They’re short, sweet and to the point. With little to no character development, they basically stand as a mechanism for showcasing Miss Marple’s peerless talent for problem solving and to contrast the litanies of big city living against small village life…
After reading this, you will realise:
1) there is really no difference between big city and little villages, human nature will always out.
2) People will rationalise away all sorts of s***t, when really they should be running a mile all the whilst saying:
3) The world is made up of a whole heap of cray-cray…
None are amazing STAND OUT mysteries, but they all have nice twists that make you think twice.
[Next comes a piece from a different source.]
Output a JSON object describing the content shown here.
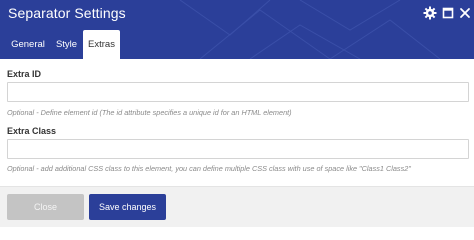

The Idol House of Astarte – a suitably creepy start to the stories, with a manifestation of a goddess and a bloody murder.
Ingots of Gold – buried gold, mysterious gardners and a rose garden
The Bloodstained Pavement – beachside frolics, Evil Other Women and an awkward deja vu
Motive v. Opportunity – Wills, Psychics and disinherited families
The Thumb Mark of St Peter – fish, mushrooms and unexplained death.
They are all good and do a bang up job of combining mundane circumstances with murderous intent. Some of them are even a little unnerving, and one is downright creepy.
I also love just how PROSAIC the writing is. In between the hysterics and panic of murder, death and wilful bloodshed, Christie inserts these banal happenstances:
“I got a most hysterical letter from Mabel, begging me to come to her, and saying that things were going from bad to worse, and she couldn’t stand it much longer.
‘So, of course,’ continued Miss Marple, ‘I put Clara on board wages and sent the plate and the King Charles tankard to the bank, and I went off at once.”
It often feels like a murderous Enid Blyton, taking you from:
‘So I packed up my things and went off to a little beach that I knew of…I had a ripping swim there and I lunched off a tinned tongue and two tomatoes, and I came back in the afternoon full of confidence and enthusiasm to get on with my sketch.’
‘I stared for a minute or two. Then I shut my eyes, said to myself, ‘Don’t be so stupid, there’s nothing there, really,’ then I opened them again, but the bloodstains were still there.’
in the space of a few paragraphs.
And whilst not any of them really SEEMED surprising (I cite previous reference to the Beatles…) When you think about the time they were written in; the disparity between it and our current day and age AND our access to the weird, strange and horrifying?
The fact that they can still manage to bring up a little bit of a nervous sweat?? Well, that cements it in the annals of quality writing in my opinion.
A short review, for the short shorts. (heh.)
Valancy: Checking my tea for arsenic…because now I am worried about my cats conspiring against me….
Header Image: Adrian Van Utrecht, Still Life with Bouquet and Skull, 1642